[What you have to do]: A complete and exact copy of the data below is required.

[Data to use]:

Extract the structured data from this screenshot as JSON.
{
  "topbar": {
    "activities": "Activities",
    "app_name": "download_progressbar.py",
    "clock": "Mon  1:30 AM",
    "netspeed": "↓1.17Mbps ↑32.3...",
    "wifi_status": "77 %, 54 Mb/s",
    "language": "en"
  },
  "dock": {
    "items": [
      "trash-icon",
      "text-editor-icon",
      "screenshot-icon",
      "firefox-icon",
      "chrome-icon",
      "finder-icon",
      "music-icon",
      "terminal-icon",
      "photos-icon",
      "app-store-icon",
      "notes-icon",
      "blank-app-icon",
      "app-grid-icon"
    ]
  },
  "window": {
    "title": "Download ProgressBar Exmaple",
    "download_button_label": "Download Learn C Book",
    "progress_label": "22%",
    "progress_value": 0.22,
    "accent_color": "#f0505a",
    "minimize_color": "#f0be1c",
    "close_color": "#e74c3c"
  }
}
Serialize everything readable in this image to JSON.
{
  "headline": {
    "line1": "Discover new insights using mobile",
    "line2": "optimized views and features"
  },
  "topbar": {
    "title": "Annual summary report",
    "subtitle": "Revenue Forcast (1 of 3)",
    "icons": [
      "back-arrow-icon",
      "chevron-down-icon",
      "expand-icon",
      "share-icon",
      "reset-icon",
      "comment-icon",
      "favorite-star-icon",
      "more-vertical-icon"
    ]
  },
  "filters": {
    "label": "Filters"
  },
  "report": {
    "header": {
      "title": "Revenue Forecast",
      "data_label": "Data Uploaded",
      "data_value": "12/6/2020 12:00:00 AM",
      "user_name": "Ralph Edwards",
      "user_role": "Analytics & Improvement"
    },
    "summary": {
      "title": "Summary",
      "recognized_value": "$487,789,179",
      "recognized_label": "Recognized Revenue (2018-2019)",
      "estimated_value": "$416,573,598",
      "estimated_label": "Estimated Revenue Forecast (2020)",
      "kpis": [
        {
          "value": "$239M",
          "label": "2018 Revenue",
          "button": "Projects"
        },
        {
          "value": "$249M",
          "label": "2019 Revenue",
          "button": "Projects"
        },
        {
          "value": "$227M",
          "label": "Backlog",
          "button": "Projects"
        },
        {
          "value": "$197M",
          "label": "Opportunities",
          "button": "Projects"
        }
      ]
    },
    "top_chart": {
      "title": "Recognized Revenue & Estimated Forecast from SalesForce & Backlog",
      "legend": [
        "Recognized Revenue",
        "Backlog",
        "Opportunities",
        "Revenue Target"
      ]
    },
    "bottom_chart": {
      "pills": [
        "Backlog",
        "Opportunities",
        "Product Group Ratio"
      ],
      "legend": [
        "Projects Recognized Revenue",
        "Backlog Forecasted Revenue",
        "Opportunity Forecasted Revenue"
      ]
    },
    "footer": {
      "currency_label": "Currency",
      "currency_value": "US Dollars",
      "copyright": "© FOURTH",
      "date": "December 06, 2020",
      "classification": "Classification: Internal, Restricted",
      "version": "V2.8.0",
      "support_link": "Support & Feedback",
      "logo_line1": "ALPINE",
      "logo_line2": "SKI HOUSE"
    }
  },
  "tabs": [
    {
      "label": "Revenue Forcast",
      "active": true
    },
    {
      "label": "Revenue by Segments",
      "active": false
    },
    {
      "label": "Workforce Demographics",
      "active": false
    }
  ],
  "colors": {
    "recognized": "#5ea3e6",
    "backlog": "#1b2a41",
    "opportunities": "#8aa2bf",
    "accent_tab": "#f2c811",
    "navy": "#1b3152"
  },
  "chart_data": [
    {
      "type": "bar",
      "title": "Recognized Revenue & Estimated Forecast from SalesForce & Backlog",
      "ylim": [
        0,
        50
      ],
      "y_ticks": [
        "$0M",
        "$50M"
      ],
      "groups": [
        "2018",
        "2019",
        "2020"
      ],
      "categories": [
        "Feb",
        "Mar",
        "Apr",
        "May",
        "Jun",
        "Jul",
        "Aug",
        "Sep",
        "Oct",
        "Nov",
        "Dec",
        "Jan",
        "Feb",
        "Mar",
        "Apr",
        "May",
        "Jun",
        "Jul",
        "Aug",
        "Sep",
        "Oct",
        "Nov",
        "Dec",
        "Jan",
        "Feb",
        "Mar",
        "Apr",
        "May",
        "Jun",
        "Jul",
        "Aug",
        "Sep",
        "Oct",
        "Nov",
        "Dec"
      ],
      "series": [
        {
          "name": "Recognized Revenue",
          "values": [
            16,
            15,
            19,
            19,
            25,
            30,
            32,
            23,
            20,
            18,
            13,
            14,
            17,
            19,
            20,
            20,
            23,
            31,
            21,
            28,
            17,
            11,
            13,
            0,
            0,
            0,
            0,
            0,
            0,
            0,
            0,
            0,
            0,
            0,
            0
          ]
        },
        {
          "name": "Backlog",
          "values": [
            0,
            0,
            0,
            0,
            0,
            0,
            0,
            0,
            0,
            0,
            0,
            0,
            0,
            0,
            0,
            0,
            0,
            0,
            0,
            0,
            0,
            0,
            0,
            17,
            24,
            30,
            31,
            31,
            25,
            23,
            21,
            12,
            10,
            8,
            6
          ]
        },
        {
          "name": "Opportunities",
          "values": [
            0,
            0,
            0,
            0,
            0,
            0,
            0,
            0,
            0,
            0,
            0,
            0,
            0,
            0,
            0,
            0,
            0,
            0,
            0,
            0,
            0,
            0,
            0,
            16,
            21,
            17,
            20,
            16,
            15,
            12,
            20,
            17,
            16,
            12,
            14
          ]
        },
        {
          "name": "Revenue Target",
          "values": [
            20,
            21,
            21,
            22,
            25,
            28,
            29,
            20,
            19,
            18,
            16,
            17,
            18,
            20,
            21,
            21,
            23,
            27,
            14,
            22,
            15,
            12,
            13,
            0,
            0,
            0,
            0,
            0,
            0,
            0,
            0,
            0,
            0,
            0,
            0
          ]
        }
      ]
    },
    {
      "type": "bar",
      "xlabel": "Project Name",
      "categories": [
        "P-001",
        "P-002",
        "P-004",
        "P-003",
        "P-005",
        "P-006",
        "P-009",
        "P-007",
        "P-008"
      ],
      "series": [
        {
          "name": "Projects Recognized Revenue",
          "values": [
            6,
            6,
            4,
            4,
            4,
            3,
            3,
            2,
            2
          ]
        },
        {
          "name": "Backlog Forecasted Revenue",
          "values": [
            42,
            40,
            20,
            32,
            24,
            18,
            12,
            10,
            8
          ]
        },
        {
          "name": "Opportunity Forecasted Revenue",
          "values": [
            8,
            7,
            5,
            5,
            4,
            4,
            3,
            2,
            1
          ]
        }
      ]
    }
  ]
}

[Response to the exercise]:
Extract the structured data from this screenshot as JSON.
{
  "topbar": {
    "activities": "Activities",
    "app_name": "download_progressbar.py",
    "clock": "Mon  1:30 AM",
    "netspeed": "↓1.17Mbps ↑32.3...",
    "wifi_status": "77 %, 54 Mb/s",
    "language": "en"
  },
  "dock": {
    "items": [
      "trash-icon",
      "text-editor-icon",
      "screenshot-icon",
      "firefox-icon",
      "chrome-icon",
      "finder-icon",
      "music-icon",
      "terminal-icon",
      "photos-icon",
      "app-store-icon",
      "notes-icon",
      "blank-app-icon",
      "app-grid-icon"
    ]
  },
  "window": {
    "title": "Download ProgressBar Exmaple",
    "download_button_label": "Download Learn C Book",
    "progress_label": "22%",
    "progress_value": 0.22,
    "accent_color": "#f0505a",
    "minimize_color": "#f0be1c",
    "close_color": "#e74c3c"
  }
}
Serialize everything readable in this image to JSON.
{
  "headline": {
    "line1": "Discover new insights using mobile",
    "line2": "optimized views and features"
  },
  "topbar": {
    "title": "Annual summary report",
    "subtitle": "Revenue Forcast (1 of 3)",
    "icons": [
      "back-arrow-icon",
      "chevron-down-icon",
      "expand-icon",
      "share-icon",
      "reset-icon",
      "comment-icon",
      "favorite-star-icon",
      "more-vertical-icon"
    ]
  },
  "filters": {
    "label": "Filters"
  },
  "report": {
    "header": {
      "title": "Revenue Forecast",
      "data_label": "Data Uploaded",
      "data_value": "12/6/2020 12:00:00 AM",
      "user_name": "Ralph Edwards",
      "user_role": "Analytics & Improvement"
    },
    "summary": {
      "title": "Summary",
      "recognized_value": "$487,789,179",
      "recognized_label": "Recognized Revenue (2018-2019)",
      "estimated_value": "$416,573,598",
      "estimated_label": "Estimated Revenue Forecast (2020)",
      "kpis": [
        {
          "value": "$239M",
          "label": "2018 Revenue",
          "button": "Projects"
        },
        {
          "value": "$249M",
          "label": "2019 Revenue",
          "button": "Projects"
        },
        {
          "value": "$227M",
          "label": "Backlog",
          "button": "Projects"
        },
        {
          "value": "$197M",
          "label": "Opportunities",
          "button": "Projects"
        }
      ]
    },
    "top_chart": {
      "title": "Recognized Revenue & Estimated Forecast from SalesForce & Backlog",
      "legend": [
        "Recognized Revenue",
        "Backlog",
        "Opportunities",
        "Revenue Target"
      ]
    },
    "bottom_chart": {
      "pills": [
        "Backlog",
        "Opportunities",
        "Product Group Ratio"
      ],
      "legend": [
        "Projects Recognized Revenue",
        "Backlog Forecasted Revenue",
        "Opportunity Forecasted Revenue"
      ]
    },
    "footer": {
      "currency_label": "Currency",
      "currency_value": "US Dollars",
      "copyright": "© FOURTH",
      "date": "December 06, 2020",
      "classification": "Classification: Internal, Restricted",
      "version": "V2.8.0",
      "support_link": "Support & Feedback",
      "logo_line1": "ALPINE",
      "logo_line2": "SKI HOUSE"
    }
  },
  "tabs": [
    {
      "label": "Revenue Forcast",
      "active": true
    },
    {
      "label": "Revenue by Segments",
      "active": false
    },
    {
      "label": "Workforce Demographics",
      "active": false
    }
  ],
  "colors": {
    "recognized": "#5ea3e6",
    "backlog": "#1b2a41",
    "opportunities": "#8aa2bf",
    "accent_tab": "#f2c811",
    "navy": "#1b3152"
  },
  "chart_data": [
    {
      "type": "bar",
      "title": "Recognized Revenue & Estimated Forecast from SalesForce & Backlog",
      "ylim": [
        0,
        50
      ],
      "y_ticks": [
        "$0M",
        "$50M"
      ],
      "groups": [
        "2018",
        "2019",
        "2020"
      ],
      "categories": [
        "Feb",
        "Mar",
        "Apr",
        "May",
        "Jun",
        "Jul",
        "Aug",
        "Sep",
        "Oct",
        "Nov",
        "Dec",
        "Jan",
        "Feb",
        "Mar",
        "Apr",
        "May",
        "Jun",
        "Jul",
        "Aug",
        "Sep",
        "Oct",
        "Nov",
        "Dec",
        "Jan",
        "Feb",
        "Mar",
        "Apr",
        "May",
        "Jun",
        "Jul",
        "Aug",
        "Sep",
        "Oct",
        "Nov",
        "Dec"
      ],
      "series": [
        {
          "name": "Recognized Revenue",
          "values": [
            16,
            15,
            19,
            19,
            25,
            30,
            32,
            23,
            20,
            18,
            13,
            14,
            17,
            19,
            20,
            20,
            23,
            31,
            21,
            28,
            17,
            11,
            13,
            0,
            0,
            0,
            0,
            0,
            0,
            0,
            0,
            0,
            0,
            0,
            0
          ]
        },
        {
          "name": "Backlog",
          "values": [
            0,
            0,
            0,
            0,
            0,
            0,
            0,
            0,
            0,
            0,
            0,
            0,
            0,
            0,
            0,
            0,
            0,
            0,
            0,
            0,
            0,
            0,
            0,
            17,
            24,
            30,
            31,
            31,
            25,
            23,
            21,
            12,
            10,
            8,
            6
          ]
        },
        {
          "name": "Opportunities",
          "values": [
            0,
            0,
            0,
            0,
            0,
            0,
            0,
            0,
            0,
            0,
            0,
            0,
            0,
            0,
            0,
            0,
            0,
            0,
            0,
            0,
            0,
            0,
            0,
            16,
            21,
            17,
            20,
            16,
            15,
            12,
            20,
            17,
            16,
            12,
            14
          ]
        },
        {
          "name": "Revenue Target",
          "values": [
            20,
            21,
            21,
            22,
            25,
            28,
            29,
            20,
            19,
            18,
            16,
            17,
            18,
            20,
            21,
            21,
            23,
            27,
            14,
            22,
            15,
            12,
            13,
            0,
            0,
            0,
            0,
            0,
            0,
            0,
            0,
            0,
            0,
            0,
            0
          ]
        }
      ]
    },
    {
      "type": "bar",
      "xlabel": "Project Name",
      "categories": [
        "P-001",
        "P-002",
        "P-004",
        "P-003",
        "P-005",
        "P-006",
        "P-009",
        "P-007",
        "P-008"
      ],
      "series": [
        {
          "name": "Projects Recognized Revenue",
          "values": [
            6,
            6,
            4,
            4,
            4,
            3,
            3,
            2,
            2
          ]
        },
        {
          "name": "Backlog Forecasted Revenue",
          "values": [
            42,
            40,
            20,
            32,
            24,
            18,
            12,
            10,
            8
          ]
        },
        {
          "name": "Opportunity Forecasted Revenue",
          "values": [
            8,
            7,
            5,
            5,
            4,
            4,
            3,
            2,
            1
          ]
        }
      ]
    }
  ]
}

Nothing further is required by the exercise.